March 26, 2010
Granny Rose – Over 50 years of teaching

Mrs. Germaine Rose, or Granny Rose as she is affectionately called, has been involved in teaching children for over 50 years. Although she did not initially begin her teaching career in Early Childhood Education, her contribution is no less significant.{{more}}

As she recollects her years in the educational arena, Granny Rose established a rapport with children from an early age. She shares, “I started teaching at age 14 for a small pittance. I opened a private school at Long Wall until I got married.” She mentions that she often got into trouble with her father for “crowding up the house with children”, even when it was not school time and “sharing away things from their own household” with the children she taught. That was the relationship that existed then between teachers and students.

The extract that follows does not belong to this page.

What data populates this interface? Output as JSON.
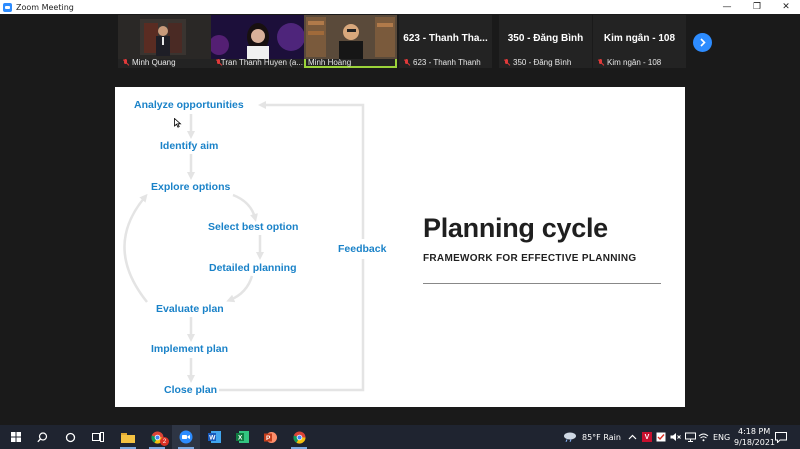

Later she began teaching at the Kingstown Anglican School and accessed numerous courses in education in order to improve her skills. She visited New York and England and observed their teaching practices and strategies which she implemented into her own teaching methods when she returned home to St. Vincent and the Grenadines. Granny Rose discloses: “That is where I understand the whole importance of play. I turned my mistakes into learning experiences.”

Although she is unable to remember the exact year when she became involved in Early Childhood, Granny Rose is clear that her involvement stemmed from the various activities of the Young Women Christian Association (YWCA). She recalls the YWCA Preschool and Nursery started close to 30 years ago in a little building that was housed on what is now the C.W. Prescod Primary School. She was an active member in the Preschool Services Committee, now known as the National Association of Early Childhood Education (NAECE), where she met with a number of stalwarts in Early Childhood Education and planned zonal and other activities for Child Month. She lauds the Government for acceding to her wishes for a school environment away from the noisy traffic where the teachers could involve children in a number of outdoor activities. The new building is in an excellent location, spacious and conducive for working with children in their early years.

Granny Rose contrasts those early years of teaching as “strict and formalized with not much freedom”, as compared to the new approach to learning which involves the “child’s interest and incorporating play as a part of learning”. At the age of 81, Granny Rose still goes to the YWCA every day. “What am I going to stay home to do?” she queries. “It’s a joy just being with the children … to see them running towards me every morning”. She still enjoys reading, but is not happy about the cycle of teenage pregnancy where most of the girls she has nurtured at the YWCA are now bringing their own children. She proffers this advice: “There is future in getting an education. You can progress if you are educated”.

Once again, we are proud to salute another Vincentian stalwart who has touched the lives of many men and women in our society.